The U.S. Supreme Court this week upheld an important weapon in the war against drug abuse by validating the use of mandatory tests under certain circumstances.

But there are sharp limits to how far such tests can be pushed without trampling on the rights of ordinary citizens who have nothing to do with illegal drugs.In its first ruling on the constitutionality of drug testing, the high court gave the government broad powers to test federal employees who are entrusted with public safety or sensitive information.

The ruling has no direct impact on the private sector because the constitutional provision at issue before the court - the Fourth Amendment - forbids unreasonable searches and seizures by government officials.

Even so, the Supreme Court action can be expected to set the tone for what is appropriate testing in business and industry as well. Already, on-the-job drug tests are becoming increasingly commonplace, particularly for the biggest corporations.

Certainly it makes sense to allow drug tests for airline pilots, train operators, and bus and truck drivers in view of the great public damage that can be done if their judgment and reflexes are impaired by drugs or alcohol. The same thing goes for drug and alcohol abuse among police officers and firefighters as well as those with access to secrets affecting national security.

But it's hard to see the Supreme Court's action as any justification for routine drug tests of, for example, ordinary clerks in the U.S. Department of Interior, as some officials have been seeking to do.

On the other hand, the American Civil Liberties Union and various other critics are acting as if the Supreme Court had stormed the last citadel of liberty. Some critics go so far as to claim that ordinary Americans might be subject to random drug tests under the new court ruling just because they are injured on the job or happen to drive a car but are never involved in an accident. What nonsense!

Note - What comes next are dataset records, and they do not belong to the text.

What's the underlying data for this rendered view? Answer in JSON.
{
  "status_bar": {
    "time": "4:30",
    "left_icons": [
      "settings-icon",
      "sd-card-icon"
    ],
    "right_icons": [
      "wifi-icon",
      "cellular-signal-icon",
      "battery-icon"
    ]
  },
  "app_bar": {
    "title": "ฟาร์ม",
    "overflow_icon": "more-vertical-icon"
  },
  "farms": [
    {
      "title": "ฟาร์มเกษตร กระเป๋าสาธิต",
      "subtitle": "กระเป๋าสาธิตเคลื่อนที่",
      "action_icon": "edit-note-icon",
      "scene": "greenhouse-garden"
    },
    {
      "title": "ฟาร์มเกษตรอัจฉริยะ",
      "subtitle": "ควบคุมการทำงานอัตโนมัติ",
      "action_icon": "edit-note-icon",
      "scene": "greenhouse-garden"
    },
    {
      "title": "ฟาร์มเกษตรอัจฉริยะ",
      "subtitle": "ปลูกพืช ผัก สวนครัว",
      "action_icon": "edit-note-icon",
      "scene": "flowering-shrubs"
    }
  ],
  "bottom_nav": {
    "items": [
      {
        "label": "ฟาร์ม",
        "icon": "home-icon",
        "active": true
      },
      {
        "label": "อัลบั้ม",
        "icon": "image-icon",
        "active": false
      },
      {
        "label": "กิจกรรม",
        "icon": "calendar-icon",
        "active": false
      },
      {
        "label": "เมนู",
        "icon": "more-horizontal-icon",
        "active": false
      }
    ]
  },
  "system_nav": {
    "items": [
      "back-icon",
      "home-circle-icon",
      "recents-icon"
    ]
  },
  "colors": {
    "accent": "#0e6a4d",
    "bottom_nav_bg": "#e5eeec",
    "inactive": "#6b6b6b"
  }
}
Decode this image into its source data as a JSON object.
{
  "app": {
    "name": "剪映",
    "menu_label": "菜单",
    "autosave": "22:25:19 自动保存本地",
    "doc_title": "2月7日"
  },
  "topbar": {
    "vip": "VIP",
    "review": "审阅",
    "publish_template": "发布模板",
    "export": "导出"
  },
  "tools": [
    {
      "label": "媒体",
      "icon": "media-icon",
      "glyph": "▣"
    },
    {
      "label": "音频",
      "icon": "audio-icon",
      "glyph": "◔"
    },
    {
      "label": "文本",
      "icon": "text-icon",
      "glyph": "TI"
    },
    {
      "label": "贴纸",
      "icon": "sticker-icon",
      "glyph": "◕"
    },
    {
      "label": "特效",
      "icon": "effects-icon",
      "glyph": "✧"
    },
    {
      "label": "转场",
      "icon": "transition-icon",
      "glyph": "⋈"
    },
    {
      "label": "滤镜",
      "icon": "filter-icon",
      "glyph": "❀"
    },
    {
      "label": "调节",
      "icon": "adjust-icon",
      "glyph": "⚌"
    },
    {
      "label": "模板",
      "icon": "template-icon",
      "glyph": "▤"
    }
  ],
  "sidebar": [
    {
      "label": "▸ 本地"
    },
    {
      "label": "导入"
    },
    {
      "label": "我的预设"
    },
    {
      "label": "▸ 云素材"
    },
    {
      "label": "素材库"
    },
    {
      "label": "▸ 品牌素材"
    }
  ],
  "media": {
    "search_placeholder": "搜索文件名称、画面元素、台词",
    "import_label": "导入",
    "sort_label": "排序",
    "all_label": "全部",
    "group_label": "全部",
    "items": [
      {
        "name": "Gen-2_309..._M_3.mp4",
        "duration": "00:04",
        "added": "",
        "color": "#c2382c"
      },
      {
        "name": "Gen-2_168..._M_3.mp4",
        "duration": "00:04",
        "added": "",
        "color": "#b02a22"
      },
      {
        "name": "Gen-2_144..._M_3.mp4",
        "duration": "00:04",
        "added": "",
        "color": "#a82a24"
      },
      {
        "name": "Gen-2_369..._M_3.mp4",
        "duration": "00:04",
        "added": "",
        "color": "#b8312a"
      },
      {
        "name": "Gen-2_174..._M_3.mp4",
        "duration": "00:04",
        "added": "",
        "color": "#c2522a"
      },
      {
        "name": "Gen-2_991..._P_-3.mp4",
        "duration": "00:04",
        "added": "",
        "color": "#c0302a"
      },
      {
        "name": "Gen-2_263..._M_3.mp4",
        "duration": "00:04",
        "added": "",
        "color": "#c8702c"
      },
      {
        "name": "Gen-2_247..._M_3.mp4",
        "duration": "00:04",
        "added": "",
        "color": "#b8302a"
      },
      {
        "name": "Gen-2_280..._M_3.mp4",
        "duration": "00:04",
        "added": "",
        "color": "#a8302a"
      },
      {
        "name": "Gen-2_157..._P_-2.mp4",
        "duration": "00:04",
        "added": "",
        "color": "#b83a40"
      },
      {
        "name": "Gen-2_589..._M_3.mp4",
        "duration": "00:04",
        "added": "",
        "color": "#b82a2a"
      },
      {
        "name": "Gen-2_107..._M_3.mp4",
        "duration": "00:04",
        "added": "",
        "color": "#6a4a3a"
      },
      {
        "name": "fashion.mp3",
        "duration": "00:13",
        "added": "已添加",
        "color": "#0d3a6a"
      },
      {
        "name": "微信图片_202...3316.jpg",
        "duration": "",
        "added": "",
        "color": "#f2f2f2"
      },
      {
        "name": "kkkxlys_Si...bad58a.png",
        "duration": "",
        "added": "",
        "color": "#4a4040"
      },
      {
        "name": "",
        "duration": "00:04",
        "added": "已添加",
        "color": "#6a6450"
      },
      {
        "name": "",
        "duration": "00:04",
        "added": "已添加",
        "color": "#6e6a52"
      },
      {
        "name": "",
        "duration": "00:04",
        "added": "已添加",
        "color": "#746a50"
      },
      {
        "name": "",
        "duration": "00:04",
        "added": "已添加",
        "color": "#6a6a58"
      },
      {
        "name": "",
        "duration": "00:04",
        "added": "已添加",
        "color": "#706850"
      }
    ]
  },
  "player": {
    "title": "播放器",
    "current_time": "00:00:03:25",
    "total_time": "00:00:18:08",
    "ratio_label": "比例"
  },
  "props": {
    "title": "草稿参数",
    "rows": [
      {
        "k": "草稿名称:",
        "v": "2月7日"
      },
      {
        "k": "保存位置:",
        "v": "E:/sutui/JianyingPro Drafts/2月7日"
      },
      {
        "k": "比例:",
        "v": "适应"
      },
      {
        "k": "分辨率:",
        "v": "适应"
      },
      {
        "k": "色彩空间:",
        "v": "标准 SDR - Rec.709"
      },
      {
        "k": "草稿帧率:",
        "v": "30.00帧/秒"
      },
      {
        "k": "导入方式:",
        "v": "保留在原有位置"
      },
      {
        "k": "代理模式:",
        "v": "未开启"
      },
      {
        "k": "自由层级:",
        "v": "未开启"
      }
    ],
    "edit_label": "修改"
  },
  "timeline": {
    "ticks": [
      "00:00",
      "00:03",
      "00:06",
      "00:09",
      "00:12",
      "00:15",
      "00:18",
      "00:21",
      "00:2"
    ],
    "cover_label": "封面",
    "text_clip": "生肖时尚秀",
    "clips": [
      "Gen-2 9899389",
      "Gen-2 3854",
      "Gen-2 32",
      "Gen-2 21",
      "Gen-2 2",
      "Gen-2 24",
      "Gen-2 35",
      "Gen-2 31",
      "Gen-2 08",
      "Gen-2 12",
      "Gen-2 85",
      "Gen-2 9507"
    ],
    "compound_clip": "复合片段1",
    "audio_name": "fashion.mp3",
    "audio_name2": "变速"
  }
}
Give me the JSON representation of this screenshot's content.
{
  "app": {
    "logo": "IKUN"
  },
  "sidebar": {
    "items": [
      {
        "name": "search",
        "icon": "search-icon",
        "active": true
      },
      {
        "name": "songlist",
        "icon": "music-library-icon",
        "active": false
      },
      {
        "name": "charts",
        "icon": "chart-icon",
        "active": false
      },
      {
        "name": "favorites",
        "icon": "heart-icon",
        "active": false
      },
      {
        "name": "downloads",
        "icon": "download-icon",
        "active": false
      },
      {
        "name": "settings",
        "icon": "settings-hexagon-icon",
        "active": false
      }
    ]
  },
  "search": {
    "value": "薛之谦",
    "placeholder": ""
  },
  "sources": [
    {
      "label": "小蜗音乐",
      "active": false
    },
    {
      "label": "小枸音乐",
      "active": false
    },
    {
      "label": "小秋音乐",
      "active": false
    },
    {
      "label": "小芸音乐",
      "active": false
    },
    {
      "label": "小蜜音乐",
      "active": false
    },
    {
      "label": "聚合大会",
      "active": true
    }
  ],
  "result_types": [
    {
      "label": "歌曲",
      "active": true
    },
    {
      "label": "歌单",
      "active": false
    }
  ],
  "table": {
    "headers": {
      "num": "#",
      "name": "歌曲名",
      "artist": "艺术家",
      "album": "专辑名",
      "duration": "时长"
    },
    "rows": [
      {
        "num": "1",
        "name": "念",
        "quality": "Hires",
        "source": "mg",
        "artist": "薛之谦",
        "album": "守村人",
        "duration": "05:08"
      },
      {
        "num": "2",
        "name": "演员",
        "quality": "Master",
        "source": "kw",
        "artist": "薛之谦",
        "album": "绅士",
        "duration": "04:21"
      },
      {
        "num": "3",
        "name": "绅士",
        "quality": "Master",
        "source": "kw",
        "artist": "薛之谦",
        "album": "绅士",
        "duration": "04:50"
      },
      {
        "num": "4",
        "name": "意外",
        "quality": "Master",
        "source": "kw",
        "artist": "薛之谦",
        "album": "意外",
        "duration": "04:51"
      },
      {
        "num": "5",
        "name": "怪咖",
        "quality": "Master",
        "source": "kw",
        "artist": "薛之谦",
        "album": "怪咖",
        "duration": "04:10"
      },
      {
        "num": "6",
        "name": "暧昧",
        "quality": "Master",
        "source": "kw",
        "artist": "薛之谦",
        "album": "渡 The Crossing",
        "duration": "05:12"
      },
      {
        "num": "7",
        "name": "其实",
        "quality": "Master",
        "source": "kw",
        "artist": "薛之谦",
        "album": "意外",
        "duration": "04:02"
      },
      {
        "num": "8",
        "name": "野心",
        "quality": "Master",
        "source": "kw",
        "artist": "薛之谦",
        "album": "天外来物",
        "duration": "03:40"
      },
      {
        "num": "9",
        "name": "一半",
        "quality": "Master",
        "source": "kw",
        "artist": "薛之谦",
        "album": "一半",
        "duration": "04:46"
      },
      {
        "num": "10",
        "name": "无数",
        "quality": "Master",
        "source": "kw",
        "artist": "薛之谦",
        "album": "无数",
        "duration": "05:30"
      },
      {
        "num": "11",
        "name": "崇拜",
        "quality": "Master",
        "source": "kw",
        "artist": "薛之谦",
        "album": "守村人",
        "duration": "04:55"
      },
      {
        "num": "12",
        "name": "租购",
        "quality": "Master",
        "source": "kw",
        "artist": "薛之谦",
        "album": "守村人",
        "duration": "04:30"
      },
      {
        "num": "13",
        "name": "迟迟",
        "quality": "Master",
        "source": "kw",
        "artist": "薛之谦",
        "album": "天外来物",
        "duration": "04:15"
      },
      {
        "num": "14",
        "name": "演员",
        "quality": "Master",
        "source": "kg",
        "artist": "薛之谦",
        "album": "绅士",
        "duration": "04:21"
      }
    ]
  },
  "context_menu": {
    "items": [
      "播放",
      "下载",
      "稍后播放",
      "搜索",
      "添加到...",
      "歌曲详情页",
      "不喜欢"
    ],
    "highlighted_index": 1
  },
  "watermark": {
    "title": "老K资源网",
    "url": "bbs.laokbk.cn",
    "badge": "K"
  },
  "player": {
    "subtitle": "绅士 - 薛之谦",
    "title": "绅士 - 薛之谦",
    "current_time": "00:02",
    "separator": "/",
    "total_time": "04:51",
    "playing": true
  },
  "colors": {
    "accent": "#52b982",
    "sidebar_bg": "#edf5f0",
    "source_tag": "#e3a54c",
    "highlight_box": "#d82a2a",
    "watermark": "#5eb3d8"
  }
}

Used selectively, tests can act as a deterrent to drug abuse. Used indiscriminately, they can generate a public backlash. The Supreme Court has merely begun drawing the legal guidelines on the use of such tests. Meanwhile, though occasional mistakes will be made, give this country credit for some common sense.